Over the next three years, Conservation International experts in New Caledonia and the region will help the government shape the park’s spatial planning and management plan, fund key scientific research to inform that plan, and integrate New Caledonia’s contributions within the Pacific Oceanscape and Big Ocean Network. The management plan will use best practices for integrated management and the protection of ecosystems, habitats and species. It will also strengthen monitoring strategies, preserving cultural values and work to increase international visibility.
In the next phase of the park’s development, the levels of protection will be defined. Ultimately, the Natural Park of the Coral Sea will be a multiple use area with various zones for economic activity and conservation.
From Conservation International website:
New Caledonia, a French overseas territory, is home to a rich variety of underwater life, including more than 1,700 fish and 473 coral species. Its waters span 1.3 million square kilometers (463,323 square miles) and include one of the world’s largest lagoons.

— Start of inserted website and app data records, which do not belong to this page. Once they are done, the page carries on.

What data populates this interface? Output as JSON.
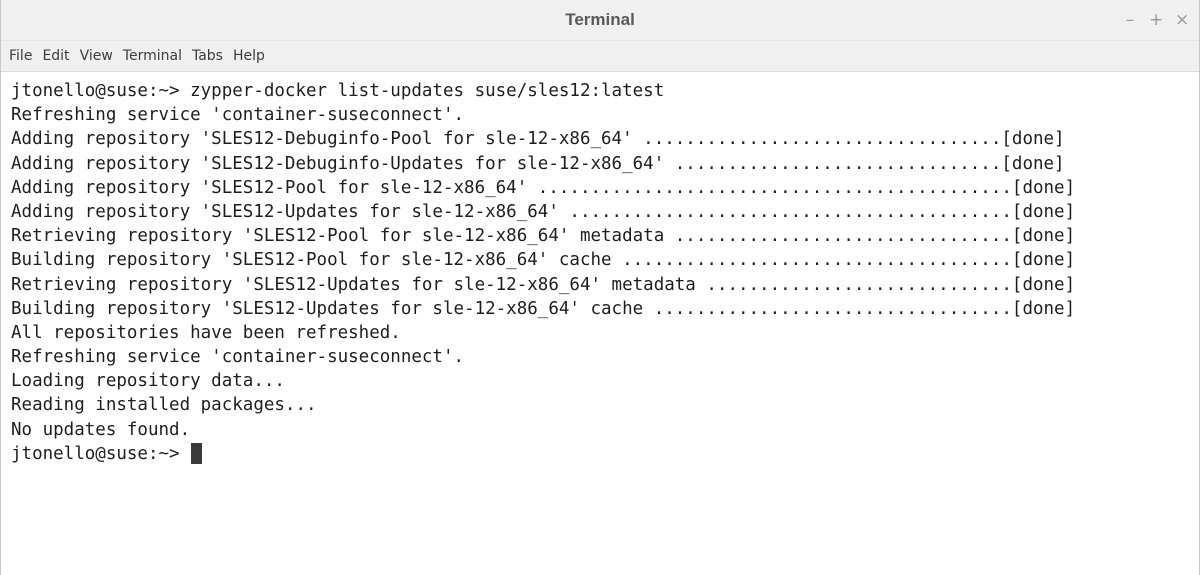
{
  "window": {
    "title": "Terminal",
    "controls": {
      "minimize": "–",
      "maximize": "+",
      "close": "×"
    }
  },
  "menubar": {
    "items": [
      "File",
      "Edit",
      "View",
      "Terminal",
      "Tabs",
      "Help"
    ]
  },
  "terminal": {
    "lines": [
      "jtonello@suse:~> zypper-docker list-updates suse/sles12:latest",
      "Refreshing service 'container-suseconnect'.",
      "Adding repository 'SLES12-Debuginfo-Pool for sle-12-x86_64' ..................................[done]",
      "Adding repository 'SLES12-Debuginfo-Updates for sle-12-x86_64' ...............................[done]",
      "Adding repository 'SLES12-Pool for sle-12-x86_64' .............................................[done]",
      "Adding repository 'SLES12-Updates for sle-12-x86_64' ..........................................[done]",
      "Retrieving repository 'SLES12-Pool for sle-12-x86_64' metadata ................................[done]",
      "Building repository 'SLES12-Pool for sle-12-x86_64' cache .....................................[done]",
      "Retrieving repository 'SLES12-Updates for sle-12-x86_64' metadata .............................[done]",
      "Building repository 'SLES12-Updates for sle-12-x86_64' cache ..................................[done]",
      "All repositories have been refreshed.",
      "Refreshing service 'container-suseconnect'.",
      "Loading repository data...",
      "Reading installed packages...",
      "No updates found."
    ],
    "prompt": "jtonello@suse:~> "
  }
}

In April 2014, the government of New Caledonia took an important step toward protecting these vast waters by creating the Coral Sea Natural Park. That action provided a framework for safeguarding and managing the territory’s exclusive economic zone.
Pew is working to establish highly protected large reserves within the park, areas where fishing and extractive activities would be prohibited. Protection at this level would allow for the recovery of depleted fish populations, help to preserve New Caledonia’s exceptional marine environment, and protect the migratory routes of large marine mammals and turtles.
New Caledonia restricts tourism and bans fishing to protect huge swathe of coral reefs in major breakthrough (14 Aug 2018) The Telegraph
'Big support' for more protection of New Caledonia waters (15 Mar 2017) Radio New Zealand
Original data record from World Database on Protected Areas (WDPA) via ProtectedPlanet.net [view record on site].